Twitter, Facebook and Instagram are popular platforms to share what is happening in your life but it turns out that information is also subject to search by the police. Savvy police departments across Connecticut are now scanning those applications with your posts and pictures, in order to crack cases and solve crimes.
Branford Police Captain Geoff Morgan says social media has become one of the most useful tools in gathering evidence and identifying potential suspects in the last two years.
“We are able to connect with them and monitor their movements through unsecured websites and friend lists,” Morgan said. “If it's out there, law enforcement can certainly use it.”
Friend lists and followers reveal the best information for criminal investigations, because often users do not secure their privacy settings.
“Posting that on the internet allows me to see where you work, who you're friends with, who your social friends, who your work friends are and go along that line,” he said.
Captain Morgan deploys officers to sift through lists on Instagram, Twitter and Facebook to solve theft and drug crimes.
“We utilize a team of people called matrix officers,” Morgan explained.
These officers build undercover profiles, then ‘friend’ and interact with potential offenders who don’t seem to think twice about accepting a request from someone they have never met in person.
“We have a number of officers who are readily out there on accounts with other information or pseudonym names, or aliases, that collect a tremendous amount of intelligence from the [17-18 year old] age groups,” Morgan said. “[They] freely get invited into blogs and websites and will collect a lot of intelligence that way."
In Madison, the police department employs similar tactics. They also monitor suspects through LinkedIn, the popular professional networking site.
“They can join certain groups that are of concern to their profession and it opens up situations where you can have dialogue with other people,” Madison Police Commander John Rich told the NBC Connecticut Troubleshooters.
Rich adds that most social media users don’t seem to realize smart phones can reveal their exact whereabouts with a snap of a picture.
“Many of these smart phones or devices people are using, tablets and what not, which have a locator feature in them. So at times you can actually identify where a person is located when they're actually posting or logged onto a certain site,” Rich explained.
The 4th Amendment of the Constitution prohibits unreasonable searches or police hacking into your accounts but once you start publishing content on any platform, your rights decrease dramatically.
UConn Law School professor Rich Kay explains once you post content online, your waive many of your rights because the information – no matter your privacy settings – becomes accessible by association.

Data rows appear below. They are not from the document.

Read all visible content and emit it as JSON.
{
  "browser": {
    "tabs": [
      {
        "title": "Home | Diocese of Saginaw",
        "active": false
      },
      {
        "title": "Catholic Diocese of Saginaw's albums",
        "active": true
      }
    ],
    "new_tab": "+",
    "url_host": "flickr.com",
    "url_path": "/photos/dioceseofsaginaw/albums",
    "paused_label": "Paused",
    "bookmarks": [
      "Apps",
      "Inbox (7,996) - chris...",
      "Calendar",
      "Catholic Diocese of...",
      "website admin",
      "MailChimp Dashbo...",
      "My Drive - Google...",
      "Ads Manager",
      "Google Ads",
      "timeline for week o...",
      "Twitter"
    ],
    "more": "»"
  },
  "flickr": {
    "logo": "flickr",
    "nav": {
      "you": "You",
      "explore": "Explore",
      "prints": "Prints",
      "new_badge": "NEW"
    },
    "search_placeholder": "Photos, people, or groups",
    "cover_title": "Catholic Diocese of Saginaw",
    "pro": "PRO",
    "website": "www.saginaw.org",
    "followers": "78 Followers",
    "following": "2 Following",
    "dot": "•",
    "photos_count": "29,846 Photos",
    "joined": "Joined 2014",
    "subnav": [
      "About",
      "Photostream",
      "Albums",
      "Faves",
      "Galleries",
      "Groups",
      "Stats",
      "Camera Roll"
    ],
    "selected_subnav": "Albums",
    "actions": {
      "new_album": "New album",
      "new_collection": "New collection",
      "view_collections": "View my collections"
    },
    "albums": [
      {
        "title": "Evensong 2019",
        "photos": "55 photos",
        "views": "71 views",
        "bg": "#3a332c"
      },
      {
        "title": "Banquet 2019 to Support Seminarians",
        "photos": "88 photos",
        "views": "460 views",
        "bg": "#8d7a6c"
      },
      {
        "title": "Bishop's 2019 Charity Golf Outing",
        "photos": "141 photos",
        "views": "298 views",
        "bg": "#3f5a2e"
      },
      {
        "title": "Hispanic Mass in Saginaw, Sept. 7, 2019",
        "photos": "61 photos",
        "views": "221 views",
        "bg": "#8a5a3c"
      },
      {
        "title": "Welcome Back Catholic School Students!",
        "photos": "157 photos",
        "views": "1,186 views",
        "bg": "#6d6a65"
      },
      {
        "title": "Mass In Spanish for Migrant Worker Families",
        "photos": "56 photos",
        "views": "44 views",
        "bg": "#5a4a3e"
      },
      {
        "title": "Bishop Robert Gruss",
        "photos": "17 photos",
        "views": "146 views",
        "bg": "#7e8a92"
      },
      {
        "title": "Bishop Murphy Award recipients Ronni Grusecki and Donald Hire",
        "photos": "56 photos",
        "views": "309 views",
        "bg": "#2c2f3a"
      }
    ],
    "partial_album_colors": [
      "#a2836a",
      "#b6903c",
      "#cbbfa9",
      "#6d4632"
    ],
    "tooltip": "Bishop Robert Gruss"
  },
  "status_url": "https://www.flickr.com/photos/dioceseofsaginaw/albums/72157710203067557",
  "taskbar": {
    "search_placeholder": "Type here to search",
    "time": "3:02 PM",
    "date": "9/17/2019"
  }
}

This means it becomes largely public.
“Right now you take your chances when you put something on the internet,” Kay told NBC Connecticut. “As constitutional law now stands, I would think that anything that's voluntarily uttered in a public space is available to private individuals and the state to gather, so there's no constitutional protection there.”
While the police take advantage of everything they find on social media, they want members of the community to know that criminals do too.
“People should not be posting when they're going on vacation, when they're leaving, when they're away from home, when they intend to go to ball games, those types of things,” Captain Morgan warned. “It leaves [you] open to criminal activity, [for criminals to] monitor movement and commit a burglary.”
According to Branford Police, their officers must obtain official approval to establish pseudonym accounts online to monitor criminal activity. Branford Police also utilize an official Twitter account to publicly disseminate important information for the community, such as crime reports, safety warnings and town services during inclement of weather.